MBA releases study on lender perspectives of FHAMortgagePress.comFederal Housing Administration
Lenders see the lack of a loan product with no down payment as a
major reason for the decline in market share for the Federal
Housing Administration (FHA), according to a study released by the
Mortgage Bankers Association (MBA). The study, "Lender Perspectives
on FHA's Declining Market Share," was commissioned by the Research
Institute for Housing America, a 501(c)(3) trust fund of MBA, and
conducted by Bernadette Kogler, Ann Schnare and Tim Willis of the
Hollister Group. Sixty-one lending institutions of varying size and
with varying degrees of experience with FHA participated in the
"With legislation pending in Congress, this study provides
relevant and timely information to MBA members and policymakers
regarding the FHA program," said Doug Duncan, MBA chief economist
and senior vice president of research and business development.
"Lenders see value in FHA, but there are barriers that FHA needs to
overcome to allow it to provide additional options for borrowers
and to be more user friendly for lenders."
Key findings from the study include the following:
• More than two-thirds of lenders believed that FHA's lack
of product offerings was a major factor underlying its declining

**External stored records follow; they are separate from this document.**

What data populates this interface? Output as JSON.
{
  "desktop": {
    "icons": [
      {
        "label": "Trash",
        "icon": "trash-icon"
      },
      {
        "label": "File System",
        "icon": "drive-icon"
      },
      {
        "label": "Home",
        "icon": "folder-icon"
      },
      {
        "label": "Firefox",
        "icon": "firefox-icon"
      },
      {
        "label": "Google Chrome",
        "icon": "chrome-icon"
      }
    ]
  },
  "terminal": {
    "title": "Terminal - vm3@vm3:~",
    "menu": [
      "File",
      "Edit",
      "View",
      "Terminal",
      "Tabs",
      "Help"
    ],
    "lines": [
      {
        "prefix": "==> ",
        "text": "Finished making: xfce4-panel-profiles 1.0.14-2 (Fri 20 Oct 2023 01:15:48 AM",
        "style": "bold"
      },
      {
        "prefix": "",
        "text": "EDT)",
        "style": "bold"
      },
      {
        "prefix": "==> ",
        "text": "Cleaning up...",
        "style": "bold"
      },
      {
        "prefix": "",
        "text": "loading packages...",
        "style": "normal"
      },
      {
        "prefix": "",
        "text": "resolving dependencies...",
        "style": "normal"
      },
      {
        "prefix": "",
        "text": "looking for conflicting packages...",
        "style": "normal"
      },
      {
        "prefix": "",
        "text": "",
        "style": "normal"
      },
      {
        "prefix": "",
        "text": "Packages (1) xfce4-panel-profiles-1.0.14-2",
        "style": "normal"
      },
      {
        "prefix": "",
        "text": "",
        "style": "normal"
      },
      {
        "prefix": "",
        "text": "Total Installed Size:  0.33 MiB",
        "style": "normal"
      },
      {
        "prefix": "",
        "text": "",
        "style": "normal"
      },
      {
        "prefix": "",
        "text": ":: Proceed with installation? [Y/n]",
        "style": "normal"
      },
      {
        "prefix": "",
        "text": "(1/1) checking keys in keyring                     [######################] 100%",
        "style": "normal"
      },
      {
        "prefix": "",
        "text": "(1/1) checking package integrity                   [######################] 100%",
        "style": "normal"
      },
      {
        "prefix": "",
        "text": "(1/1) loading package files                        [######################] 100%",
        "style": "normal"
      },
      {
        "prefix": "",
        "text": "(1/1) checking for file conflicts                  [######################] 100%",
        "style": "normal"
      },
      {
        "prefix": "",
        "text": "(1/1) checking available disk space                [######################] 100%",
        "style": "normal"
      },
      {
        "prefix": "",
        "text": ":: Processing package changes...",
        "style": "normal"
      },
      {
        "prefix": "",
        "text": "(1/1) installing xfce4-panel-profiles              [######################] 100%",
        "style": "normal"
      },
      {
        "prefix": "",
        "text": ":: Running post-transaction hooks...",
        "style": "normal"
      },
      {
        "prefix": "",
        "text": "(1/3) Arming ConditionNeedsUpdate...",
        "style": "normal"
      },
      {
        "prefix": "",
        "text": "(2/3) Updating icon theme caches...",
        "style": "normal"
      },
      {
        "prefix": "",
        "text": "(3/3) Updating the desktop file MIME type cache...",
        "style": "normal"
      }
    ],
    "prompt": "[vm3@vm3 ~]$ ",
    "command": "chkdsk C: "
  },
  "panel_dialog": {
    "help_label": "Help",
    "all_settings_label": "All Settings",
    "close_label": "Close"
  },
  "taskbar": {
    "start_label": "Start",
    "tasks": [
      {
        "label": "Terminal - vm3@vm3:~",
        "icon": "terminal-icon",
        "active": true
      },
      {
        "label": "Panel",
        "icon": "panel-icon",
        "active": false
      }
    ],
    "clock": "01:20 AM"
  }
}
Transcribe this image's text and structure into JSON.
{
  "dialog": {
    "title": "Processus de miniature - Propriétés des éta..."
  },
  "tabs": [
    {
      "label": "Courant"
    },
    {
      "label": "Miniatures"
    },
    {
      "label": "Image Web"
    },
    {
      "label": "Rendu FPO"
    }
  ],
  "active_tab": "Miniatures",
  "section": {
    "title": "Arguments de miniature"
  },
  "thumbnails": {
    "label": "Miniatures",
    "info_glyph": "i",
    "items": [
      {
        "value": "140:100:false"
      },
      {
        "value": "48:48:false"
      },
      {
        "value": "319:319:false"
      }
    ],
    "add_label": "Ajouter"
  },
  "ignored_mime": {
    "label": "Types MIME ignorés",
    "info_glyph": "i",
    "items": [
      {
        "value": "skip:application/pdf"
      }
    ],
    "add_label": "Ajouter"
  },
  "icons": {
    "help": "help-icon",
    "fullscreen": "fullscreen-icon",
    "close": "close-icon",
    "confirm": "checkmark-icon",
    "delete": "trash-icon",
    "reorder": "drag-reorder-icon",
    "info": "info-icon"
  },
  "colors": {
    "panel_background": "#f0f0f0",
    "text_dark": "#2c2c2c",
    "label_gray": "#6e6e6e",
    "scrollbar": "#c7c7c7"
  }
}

• Almost 70 percent of lenders reported that the addition of
a product with no down payment to FHA's product line would result
in a "significant" or "major" increase in the number of FHA loans
that they originate.
• One-third of lenders believed that an expanded product line
would lead to a "significant" or "major" increase in their FHA
•Forty-six percent of lenders believed that a stronger
cash-out refinance program would make FHA programs significantly
more competitive, particularly in the current interest rate
• Sixty-two percent of lenders identified the closing and
post-closing processes of FHA loans as "significant" or "major"
contributors to higher origination costs of FHA loans.
Survey results also suggested that there is a consistent
interest in FHA lending and that there are numerous opportunities
to improve FHA program offerings.
Since the survey was administered, the U.S. House of
Representatives passed HR 5121, the Expanding American
Homeownership Act of 2006, which empowers and revitalizes the FHA.
Additionally, the FHA has made a number of enhancements to its
programs and processes. The HUD-92564-VC form, commonly known as
the "VC Sheet," which appraisers were required to complete, while
reviewing a property's condition, has been retired. Additionally,
HUD's recently announced lender insurance program and new appraisal
protocols are expected to address the cumbersome workload in the
closing and post-closing processes of FHA loans. In fact, 61
percent of lenders said that they would participate in the program,
and 87 percent that were planning to participate anticipated a
decline in the average cost of FHA loan originations.
"The retirement of the VC Sheet and announcement of the lender
insurance program are steps in the right direction for FHA," said
Duncan. "Other issues that have been uncovered in this survey would
require congressional action for changes to be made, and MBA plans
to support such action."
For more information, visit www.mbaa.org.